John Jackson says brokers have been written off many times before, but they're still here and in demand

It seems light years away now from when the high street broker was being written off, as the demon red telephone and other telesales motor writers took to the insurance market like the grim reaper. In the modern vernacular, the broker was seen as 'not fit for purpose'.

The 'adapt or die' call echoed round the market, and one of the biggest consolidations in insurance history began in earnest. Many brokers did go to the wall, many sold out, while others amalgamated. The pessimists ruled the day.

Then new technology entered the market, and the keyboard and mouse click were set to rule commercial as well as personal lines in both the High Street and the London market. Once again, the doom merchants were in the ascendancy – broking was finished.

But, brokers have not only survived those testing years but, like Mark Twain, have shown that news of their death has been greatly exaggerated. They are now very much flavour of the month.

Moreover, the argument that went on for years about whether broking was a 'profession' is now dead – the Faculty of Broking and its Broker Academy have answered that old chestnut. And it is organisations such as the CII and Biba that have led the way to bringing about this improved climate.

Even insurers such as AXA are now riding the broker tide with the acquisitions of Layton Blackham and Stuart Alexander to boost its share of the SME market. Smart & Cook is also rumoured to be a target.

But the essential role of the intermediary has been underlined by the success of groups such as the Broker Network and the Towergate Partnership.

Changing social conditions are also making the role of brokers more important.
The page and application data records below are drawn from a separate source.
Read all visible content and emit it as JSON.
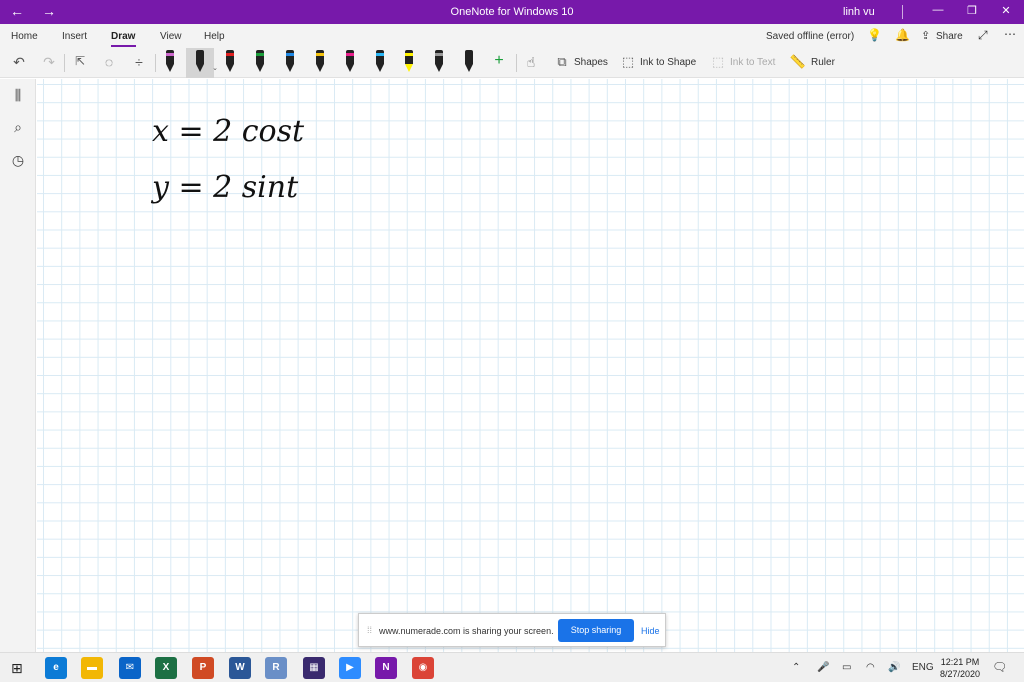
{
  "titlebar": {
    "back_icon": "back-arrow-icon",
    "forward_icon": "forward-arrow-icon",
    "title": "OneNote for Windows 10",
    "user": "linh vu",
    "minimize": "—",
    "restore": "❐",
    "close": "✕"
  },
  "menubar": {
    "tabs": [
      {
        "label": "Home"
      },
      {
        "label": "Insert"
      },
      {
        "label": "Draw",
        "active": true
      },
      {
        "label": "View"
      },
      {
        "label": "Help"
      }
    ],
    "status": "Saved offline (error)",
    "share": "Share"
  },
  "toolbar": {
    "shapes": "Shapes",
    "ink_to_shape": "Ink to Shape",
    "ink_to_text": "Ink to Text",
    "ruler": "Ruler",
    "pens": [
      {
        "color": "#222222",
        "band": "#cc66cc"
      },
      {
        "color": "#222222",
        "band": "#222222"
      },
      {
        "color": "#222222",
        "band": "#e02020"
      },
      {
        "color": "#222222",
        "band": "#1a9e3a"
      },
      {
        "color": "#222222",
        "band": "#1e88e5"
      },
      {
        "color": "#222222",
        "band": "#f4c20d"
      },
      {
        "color": "#222222",
        "band": "#e91e8c"
      },
      {
        "color": "#222222",
        "band": "#29b6f6"
      },
      {
        "color": "#222222",
        "band": "#fff200"
      },
      {
        "color": "#222222",
        "band": "#999999"
      },
      {
        "color": "#222222",
        "band": "#222222"
      }
    ]
  },
  "canvas": {
    "line1": "x = 2 cost",
    "line2": "y = 2 sint"
  },
  "share_bar": {
    "message": "www.numerade.com is sharing your screen.",
    "stop": "Stop sharing",
    "hide": "Hide"
  },
  "taskbar": {
    "language": "ENG",
    "time": "12:21 PM",
    "date": "8/27/2020",
    "apps": [
      {
        "name": "edge",
        "label": "e",
        "color": "#0c7bd6"
      },
      {
        "name": "file-explorer",
        "label": "▬",
        "color": "#f2b705"
      },
      {
        "name": "mail",
        "label": "✉",
        "color": "#0a64c8"
      },
      {
        "name": "excel",
        "label": "X",
        "color": "#1d7044"
      },
      {
        "name": "powerpoint",
        "label": "P",
        "color": "#d04a24"
      },
      {
        "name": "word",
        "label": "W",
        "color": "#2b5797"
      },
      {
        "name": "r-app",
        "label": "R",
        "color": "#6a8fc7"
      },
      {
        "name": "media-app",
        "label": "▦",
        "color": "#3a2a6e"
      },
      {
        "name": "zoom",
        "label": "▶",
        "color": "#2d8cff"
      },
      {
        "name": "onenote",
        "label": "N",
        "color": "#7719aa"
      },
      {
        "name": "chrome",
        "label": "◉",
        "color": "#db4437"
      }
    ]
  }
}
A deluge of legislation from Brussels and Whitehall in the last decade, has pushed health and safety into a leading role.

Every board of directors needs a friendly broker at its elbow, and not least those smaller firms unable to afford full-time staff to monitor the tsunami of fresh laws that continually sweep over the business community.

And all this ignores the impact of regulation on the broker market, policed by the FSA. But once again brokers seem sure to emerge largely unscathed from this hostile bureaucratic environment.

Climate change is another area where broker expertise will play a major role. Risk management is now the buzzword that should regenerate the more enterprising broker offices.

The windows of opportunity in an ever-changing world beckon for the entrepren- eurial broker, big and small. The only restriction is the vision of individual brokers. IT